The European Commission may be about to put its inimitable stamp on the cozy world of marine liability insurance.

The International Group of Protection and Indemnity Clubs - effectively the policy-making unit for international marine liability insurance, which provides 95 percent of the world's merchant fleet with marine liability cover - could be facing a two-pronged assault by Europe's competition bureaucrats over its plans to limit liability coverage, and concerning its exemption from European Union antitrust rules.A major European shipowner association said Friday the proposal to limit the amount of cover provided by the P&I clubs to $20 billion per liability claim may be in violation of European antitrust law.

In a letter to the chairman of the International Group of P&I clubs, John Goumas, president of the Union of Greek Shipowners, said, "The proposal constitutes an essential change to the International Group agreement.

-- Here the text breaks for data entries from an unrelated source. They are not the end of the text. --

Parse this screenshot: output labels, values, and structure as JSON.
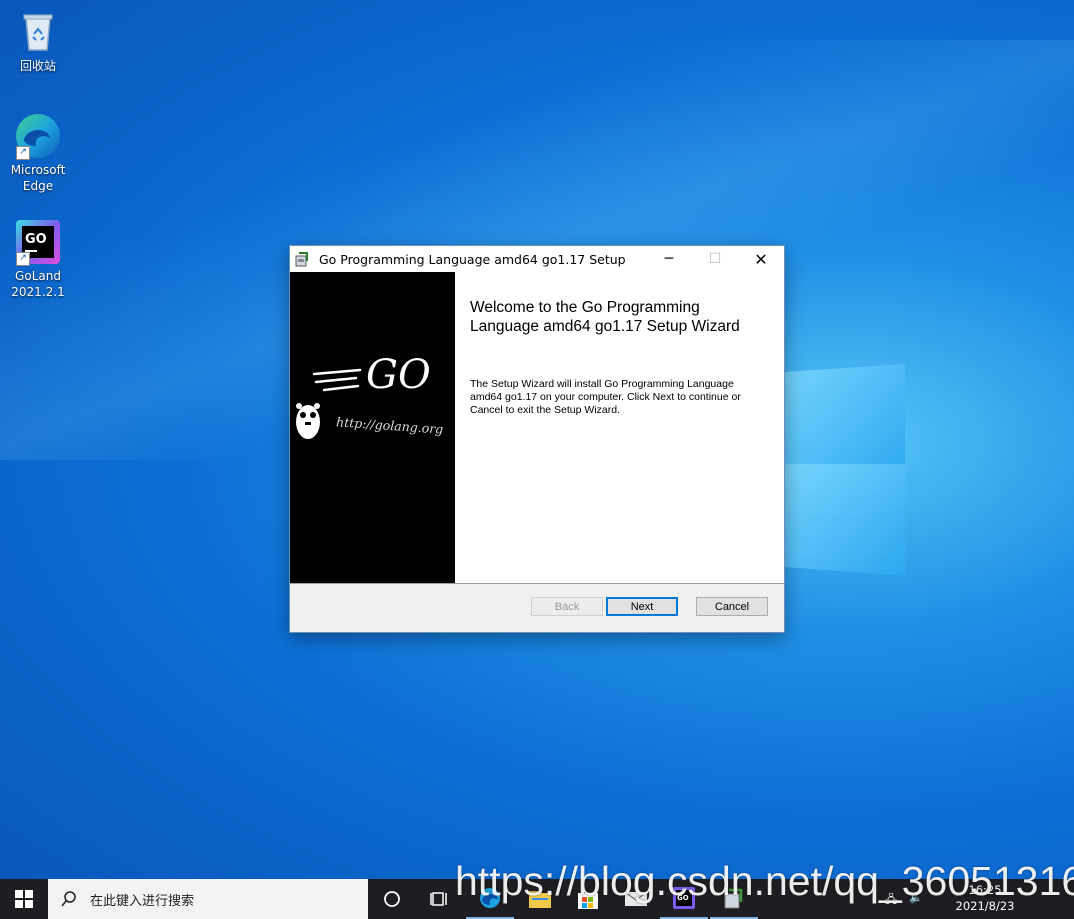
{
  "desktop": {
    "icons": [
      {
        "label": "回收站",
        "icon": "recycle-bin-icon"
      },
      {
        "label": "Microsoft Edge",
        "icon": "edge-icon"
      },
      {
        "label": "GoLand 2021.2.1",
        "icon": "goland-icon"
      }
    ]
  },
  "dialog": {
    "title": "Go Programming Language amd64 go1.17 Setup",
    "heading": "Welcome to the Go Programming Language amd64 go1.17 Setup Wizard",
    "body": "The Setup Wizard will install Go Programming Language amd64 go1.17 on your computer. Click Next to continue or Cancel to exit the Setup Wizard.",
    "banner": {
      "logo": "GO",
      "url": "http://golang.org"
    },
    "buttons": {
      "back": "Back",
      "next": "Next",
      "cancel": "Cancel"
    }
  },
  "taskbar": {
    "search_placeholder": "在此键入进行搜索",
    "apps": [
      "cortana-icon",
      "task-view-icon",
      "edge-icon",
      "file-explorer-icon",
      "store-icon",
      "mail-icon",
      "goland-icon",
      "installer-icon"
    ],
    "clock_time": "16:25",
    "clock_date": "2021/8/23"
  },
  "watermark": "https://blog.csdn.net/qq_36051316",
  "colors": {
    "accent": "#0078d7",
    "taskbar": "#1e1e22"
  }
}
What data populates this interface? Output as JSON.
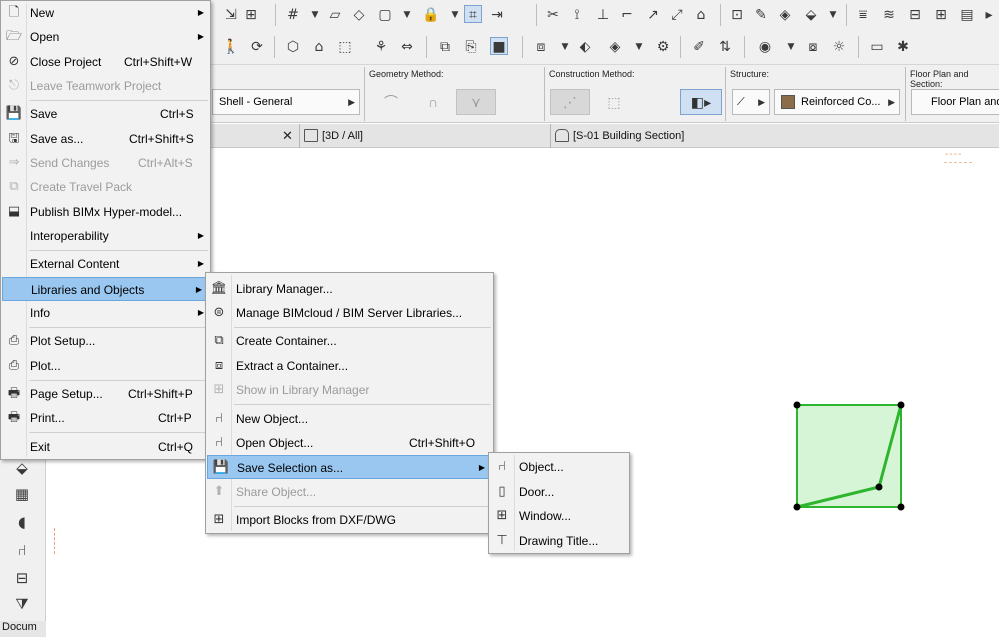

We are advised that it appears to be prima facie anti-competitive under EC law and may also constitute an abuse of dominant position."

Discussions concerning the proposal to limit non-oil pollution cover offered by the clubs have continued throughout the summer and are now at an advanced stage despite fervent opposition to the proposal from some parts of the shipping industry. Opponents to the plan claim the proposed level of cover is too high, and efforts to collect money to fund such cover could bankrupt many shipowners.

The Greek shipowners' assertion that the limit is also anti-competitive creates another problem for the International Group, which had hoped to implement the limit on Feb. 20, 1996, the date shipowners next renew their liability insurance.

''Notwithstanding our request for a stay of the decision, would it not be necessary and advisable for the International Group to notify the compromise proposal to the European Commission in order to obtain clearance under EC competition law, prior to asking club boards for endorsement?" the Greek shipowners said.

A formal complaint to the Commission competition directorate, DGIV, over the legality of the cover limit could pre-empt a full-scale examination of the P&I system and its treatment of shipowners.

The 15 members of the International group cooperate in the purchase of reinsurance and in the settlement of claims above a certain level. Members controversially agree not to undercut rates for the first year of membership so that stability is maintained within the group.

DGIV is currently processing the International Group's request to renew the antitrust exemption, which expired earlier this year. While the group is confident that renewal is little more than a formality, a U.K. consumer watchdog confirmed Monday that it had raised a number of questions about the

clubs' exemption.

A spokesman from the U.K. Office of Fair Trading, which monitors trading practices and their effect on U.K. consumers, confirmed it had made a submission to the commission, but declined to give any other details. "We have passed on our views to DGIV," he said.

The commission has already delayed its decision on the exemption, which was expected at the end of the commission's summer recess. Lawyers acting for the International Group said they believed the delays were due to the directorate's heavy workload.